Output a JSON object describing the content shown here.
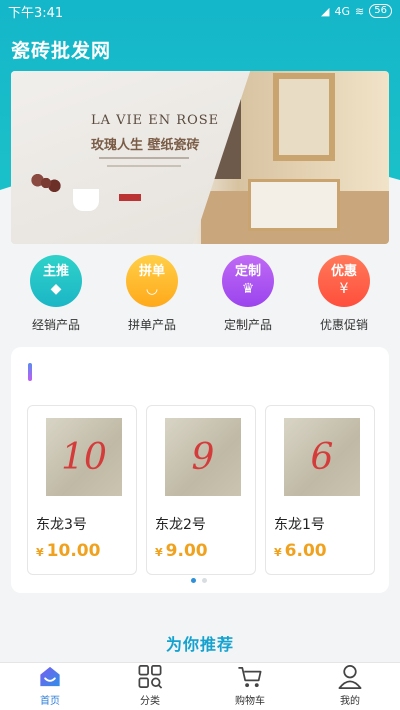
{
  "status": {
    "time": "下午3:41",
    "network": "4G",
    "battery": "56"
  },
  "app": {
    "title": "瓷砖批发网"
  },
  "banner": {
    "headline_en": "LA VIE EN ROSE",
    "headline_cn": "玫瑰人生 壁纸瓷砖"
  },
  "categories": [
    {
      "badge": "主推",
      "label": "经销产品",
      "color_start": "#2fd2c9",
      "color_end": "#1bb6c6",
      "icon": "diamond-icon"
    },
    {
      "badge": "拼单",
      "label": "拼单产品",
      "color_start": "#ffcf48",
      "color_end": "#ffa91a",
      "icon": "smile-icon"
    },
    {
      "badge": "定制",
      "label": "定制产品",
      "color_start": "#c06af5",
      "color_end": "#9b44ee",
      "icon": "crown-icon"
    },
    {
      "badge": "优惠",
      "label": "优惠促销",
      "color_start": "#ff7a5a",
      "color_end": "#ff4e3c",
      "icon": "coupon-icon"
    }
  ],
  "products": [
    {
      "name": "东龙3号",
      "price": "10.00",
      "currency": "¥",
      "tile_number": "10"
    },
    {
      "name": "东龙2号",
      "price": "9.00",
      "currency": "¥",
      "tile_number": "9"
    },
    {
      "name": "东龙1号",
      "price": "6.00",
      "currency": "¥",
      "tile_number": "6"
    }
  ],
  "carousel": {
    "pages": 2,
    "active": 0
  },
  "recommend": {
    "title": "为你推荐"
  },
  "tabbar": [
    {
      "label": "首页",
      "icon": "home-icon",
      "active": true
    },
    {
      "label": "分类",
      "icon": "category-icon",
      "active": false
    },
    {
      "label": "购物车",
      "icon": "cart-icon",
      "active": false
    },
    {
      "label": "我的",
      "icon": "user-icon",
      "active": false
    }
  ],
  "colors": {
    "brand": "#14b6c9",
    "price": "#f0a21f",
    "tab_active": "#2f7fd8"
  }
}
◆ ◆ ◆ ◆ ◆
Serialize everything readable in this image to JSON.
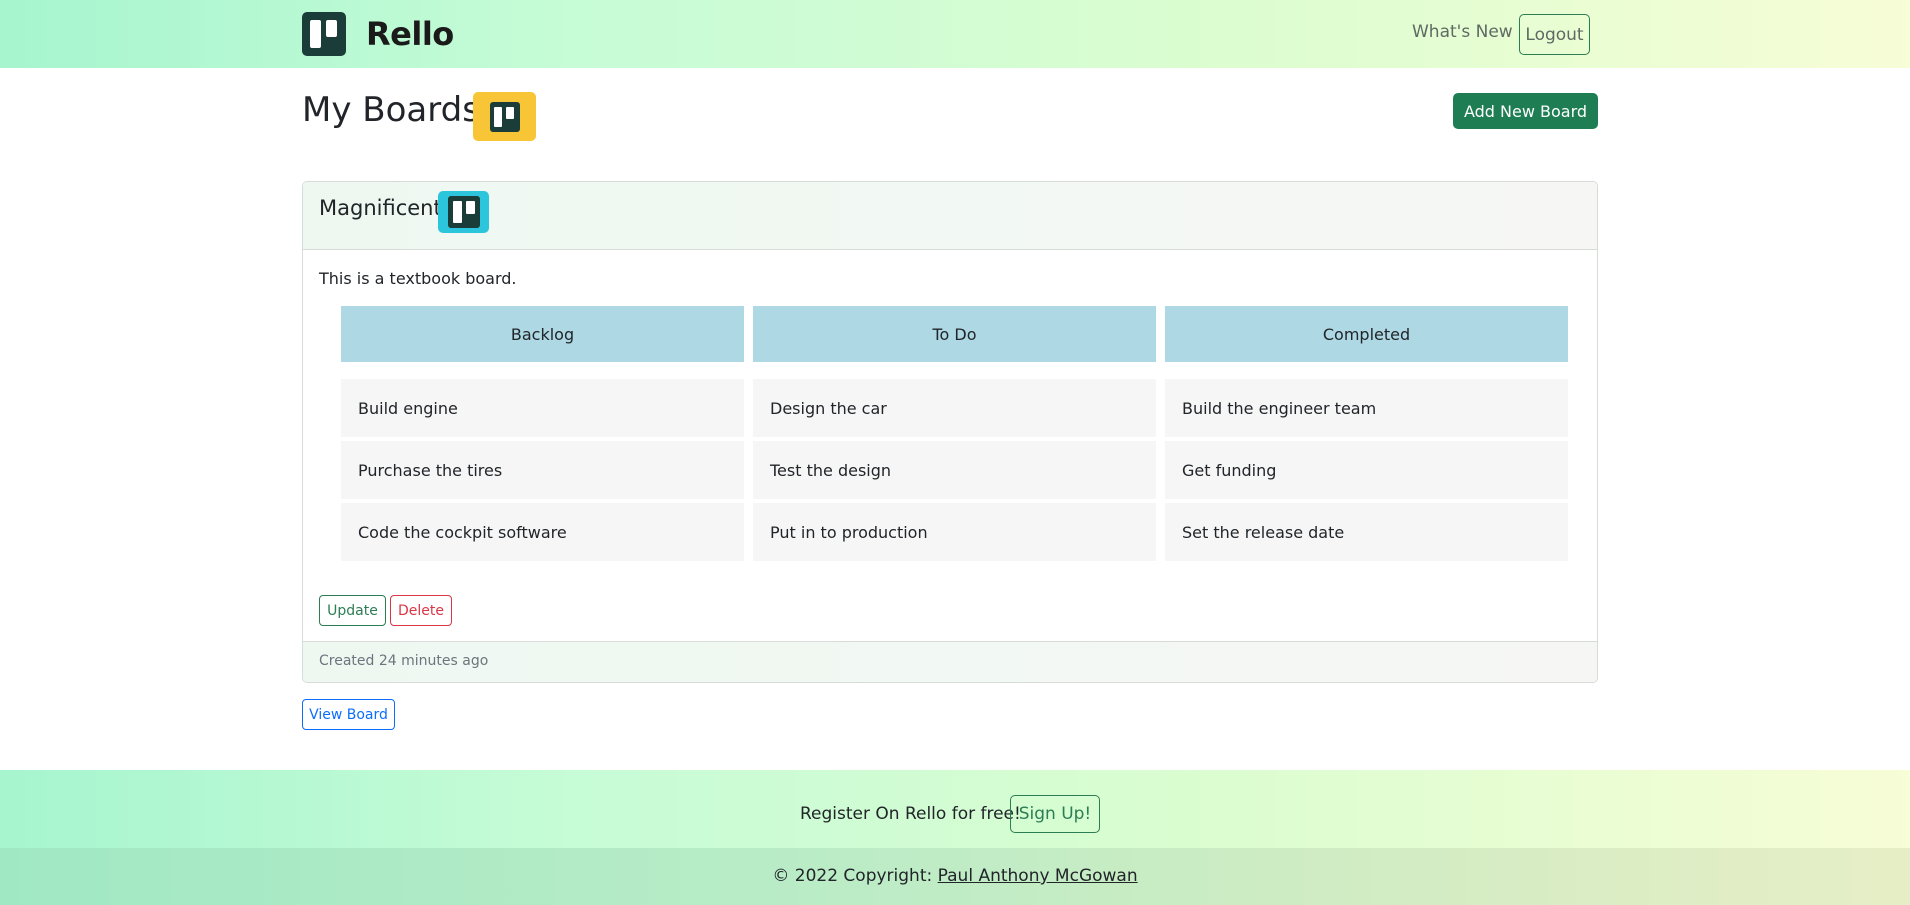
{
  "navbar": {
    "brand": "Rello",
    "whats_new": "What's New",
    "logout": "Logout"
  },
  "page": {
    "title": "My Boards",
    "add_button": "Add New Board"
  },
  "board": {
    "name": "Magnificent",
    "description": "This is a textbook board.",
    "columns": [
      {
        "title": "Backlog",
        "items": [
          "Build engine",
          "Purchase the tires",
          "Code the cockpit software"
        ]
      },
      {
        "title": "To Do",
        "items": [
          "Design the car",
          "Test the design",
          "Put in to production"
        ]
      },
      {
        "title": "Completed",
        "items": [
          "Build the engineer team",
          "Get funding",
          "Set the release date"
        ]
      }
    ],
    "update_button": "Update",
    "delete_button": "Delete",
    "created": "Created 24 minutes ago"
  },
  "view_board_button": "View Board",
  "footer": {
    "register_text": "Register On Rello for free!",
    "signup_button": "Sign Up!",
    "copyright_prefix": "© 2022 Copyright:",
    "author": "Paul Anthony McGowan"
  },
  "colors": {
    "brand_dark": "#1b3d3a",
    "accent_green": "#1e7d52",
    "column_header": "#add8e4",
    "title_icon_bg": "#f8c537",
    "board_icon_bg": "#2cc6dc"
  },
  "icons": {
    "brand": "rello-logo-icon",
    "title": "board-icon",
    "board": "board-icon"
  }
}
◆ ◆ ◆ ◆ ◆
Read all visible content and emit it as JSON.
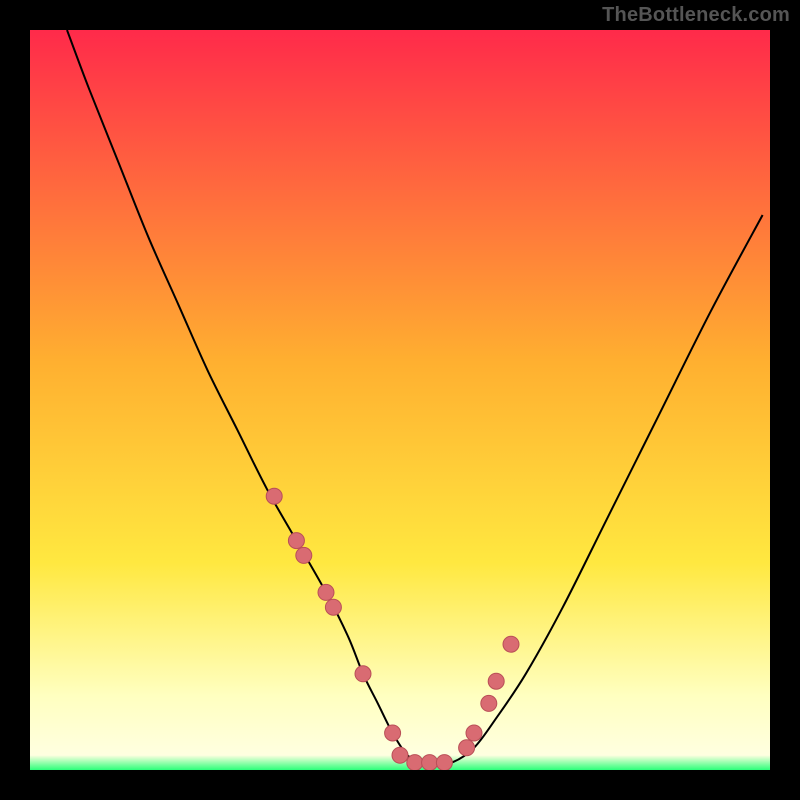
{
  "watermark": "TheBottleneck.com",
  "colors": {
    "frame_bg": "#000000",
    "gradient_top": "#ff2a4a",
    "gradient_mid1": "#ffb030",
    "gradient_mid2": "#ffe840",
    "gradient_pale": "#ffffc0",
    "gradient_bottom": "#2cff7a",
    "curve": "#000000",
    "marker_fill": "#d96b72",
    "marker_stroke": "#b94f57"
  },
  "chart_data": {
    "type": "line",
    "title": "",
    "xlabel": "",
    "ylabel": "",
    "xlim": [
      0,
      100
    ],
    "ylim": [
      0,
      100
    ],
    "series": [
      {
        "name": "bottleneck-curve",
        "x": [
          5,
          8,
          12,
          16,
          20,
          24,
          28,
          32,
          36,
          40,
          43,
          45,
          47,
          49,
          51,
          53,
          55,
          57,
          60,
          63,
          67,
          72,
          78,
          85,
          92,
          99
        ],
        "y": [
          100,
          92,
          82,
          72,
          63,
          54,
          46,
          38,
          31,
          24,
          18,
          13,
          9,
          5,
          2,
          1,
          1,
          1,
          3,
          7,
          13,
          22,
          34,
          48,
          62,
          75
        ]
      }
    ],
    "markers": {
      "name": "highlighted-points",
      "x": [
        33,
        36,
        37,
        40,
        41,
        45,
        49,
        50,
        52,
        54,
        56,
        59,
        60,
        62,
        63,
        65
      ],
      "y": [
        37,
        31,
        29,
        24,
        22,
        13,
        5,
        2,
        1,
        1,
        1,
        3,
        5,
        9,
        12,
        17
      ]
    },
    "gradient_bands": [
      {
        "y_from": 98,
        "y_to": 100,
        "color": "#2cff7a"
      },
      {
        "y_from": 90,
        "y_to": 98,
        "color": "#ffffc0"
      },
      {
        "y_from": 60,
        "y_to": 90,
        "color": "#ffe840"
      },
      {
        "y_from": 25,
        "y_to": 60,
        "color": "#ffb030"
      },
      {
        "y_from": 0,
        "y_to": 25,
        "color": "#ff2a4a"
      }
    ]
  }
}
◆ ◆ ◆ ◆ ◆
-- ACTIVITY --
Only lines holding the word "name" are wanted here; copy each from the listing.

-- TASK SOLUTION --
      "name": "东龙3号",
      "name": "东龙2号",
      "name": "东龙1号",
    "name": "Magnificent",
        "name": "bottleneck-curve",
      "name": "highlighted-points",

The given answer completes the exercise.